#### YOUR GOAL:
Exact copies of all the lines below are needed, without the pictures.

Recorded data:

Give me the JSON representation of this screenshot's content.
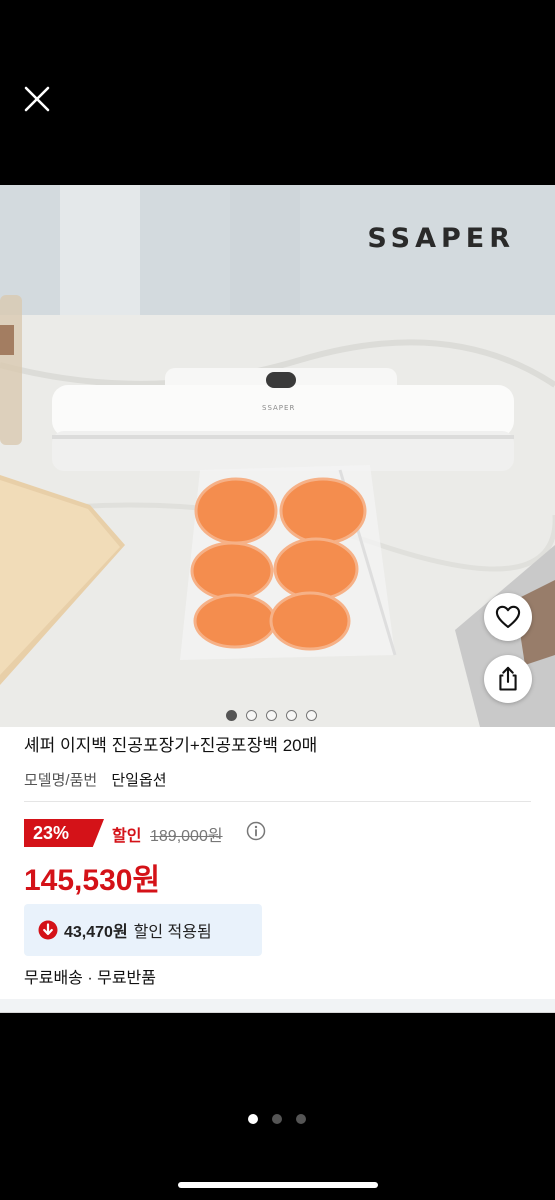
{
  "viewer": {
    "close_icon": "close-icon",
    "pager": {
      "count": 3,
      "active_index": 0
    }
  },
  "product_image": {
    "brand_logo": "SSAPER",
    "device_brand": "SSAPER",
    "actions": {
      "like_icon": "heart-icon",
      "share_icon": "share-icon"
    },
    "carousel": {
      "count": 5,
      "active_index": 0
    }
  },
  "product": {
    "title": "셰퍼 이지백 진공포장기+진공포장백 20매",
    "model_label": "모델명/품번",
    "model_value": "단일옵션",
    "discount_rate": "23%",
    "sale_label": "할인",
    "original_price": "189,000원",
    "final_price": "145,530원",
    "coupon": {
      "amount": "43,470원",
      "text": "할인 적용됨",
      "icon": "arrow-down-circle-icon"
    },
    "shipping": "무료배송 · 무료반품"
  },
  "colors": {
    "accent": "#d41218",
    "coupon_bg": "#e9f2fb"
  }
}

#### RESPONSE:
Give me the JSON representation of this screenshot's content.
{
  "viewer": {
    "close_icon": "close-icon",
    "pager": {
      "count": 3,
      "active_index": 0
    }
  },
  "product_image": {
    "brand_logo": "SSAPER",
    "device_brand": "SSAPER",
    "actions": {
      "like_icon": "heart-icon",
      "share_icon": "share-icon"
    },
    "carousel": {
      "count": 5,
      "active_index": 0
    }
  },
  "product": {
    "title": "셰퍼 이지백 진공포장기+진공포장백 20매",
    "model_label": "모델명/품번",
    "model_value": "단일옵션",
    "discount_rate": "23%",
    "sale_label": "할인",
    "original_price": "189,000원",
    "final_price": "145,530원",
    "coupon": {
      "amount": "43,470원",
      "text": "할인 적용됨",
      "icon": "arrow-down-circle-icon"
    },
    "shipping": "무료배송 · 무료반품"
  },
  "colors": {
    "accent": "#d41218",
    "coupon_bg": "#e9f2fb"
  }
}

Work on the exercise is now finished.